In the listing below, count the lines that contain the string "Click", and state that number without further words.

SUPPLIED RECORDS =
------------------------------------

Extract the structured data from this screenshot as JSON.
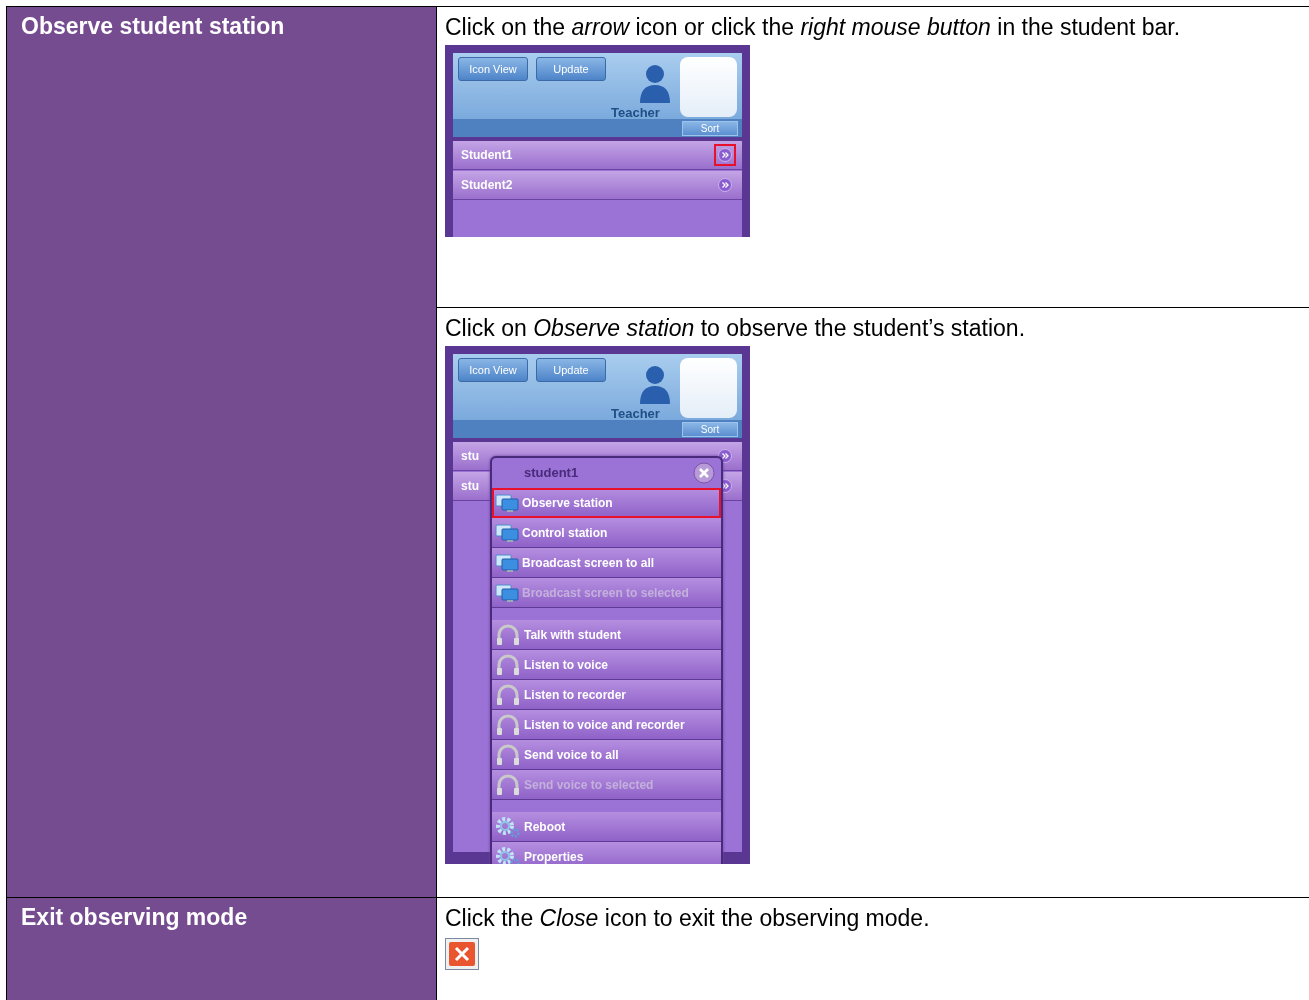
{
  "rows": [
    {
      "heading": "Observe student station",
      "steps": [
        {
          "instruction": "Click on the *arrow* icon or click the *right mouse button* in the student bar.",
          "kind": "screenshot",
          "screenshot": {
            "toolbar_buttons": [
              "Icon View",
              "Update"
            ],
            "teacher_label": "Teacher",
            "sort_button": "Sort",
            "students": [
              {
                "name": "Student1",
                "highlighted": true
              },
              {
                "name": "Student2",
                "highlighted": false
              }
            ]
          }
        },
        {
          "instruction": "Click on *Observe station* to observe the student’s station.",
          "kind": "screenshot",
          "screenshot": {
            "toolbar_buttons": [
              "Icon View",
              "Update"
            ],
            "teacher_label": "Teacher",
            "sort_button": "Sort",
            "students": [
              {
                "name": "stu",
                "highlighted": false
              },
              {
                "name": "stu",
                "highlighted": false
              }
            ],
            "context_menu": {
              "title": "student1",
              "groups": [
                [
                  {
                    "label": "Observe station",
                    "kind": "monitor",
                    "disabled": false,
                    "highlighted": true
                  },
                  {
                    "label": "Control station",
                    "kind": "monitor",
                    "disabled": false,
                    "highlighted": false
                  },
                  {
                    "label": "Broadcast screen to all",
                    "kind": "monitor",
                    "disabled": false,
                    "highlighted": false
                  },
                  {
                    "label": "Broadcast screen to selected",
                    "kind": "monitor",
                    "disabled": true,
                    "highlighted": false
                  }
                ],
                [
                  {
                    "label": "Talk with student",
                    "kind": "headset",
                    "disabled": false,
                    "highlighted": false
                  },
                  {
                    "label": "Listen to voice",
                    "kind": "headset",
                    "disabled": false,
                    "highlighted": false
                  },
                  {
                    "label": "Listen to recorder",
                    "kind": "headset",
                    "disabled": false,
                    "highlighted": false
                  },
                  {
                    "label": "Listen to voice and recorder",
                    "kind": "headset",
                    "disabled": false,
                    "highlighted": false
                  },
                  {
                    "label": "Send voice to all",
                    "kind": "headset",
                    "disabled": false,
                    "highlighted": false
                  },
                  {
                    "label": "Send voice to selected",
                    "kind": "headset",
                    "disabled": true,
                    "highlighted": false
                  }
                ],
                [
                  {
                    "label": "Reboot",
                    "kind": "gear",
                    "disabled": false,
                    "highlighted": false
                  },
                  {
                    "label": "Properties",
                    "kind": "gear",
                    "disabled": false,
                    "highlighted": false
                  }
                ]
              ]
            }
          }
        }
      ]
    },
    {
      "heading": "Exit observing mode",
      "steps": [
        {
          "instruction": "Click the *Close* icon to exit the observing mode.",
          "kind": "close_icon"
        }
      ]
    }
  ]
}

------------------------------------

TASK OUTPUT =
3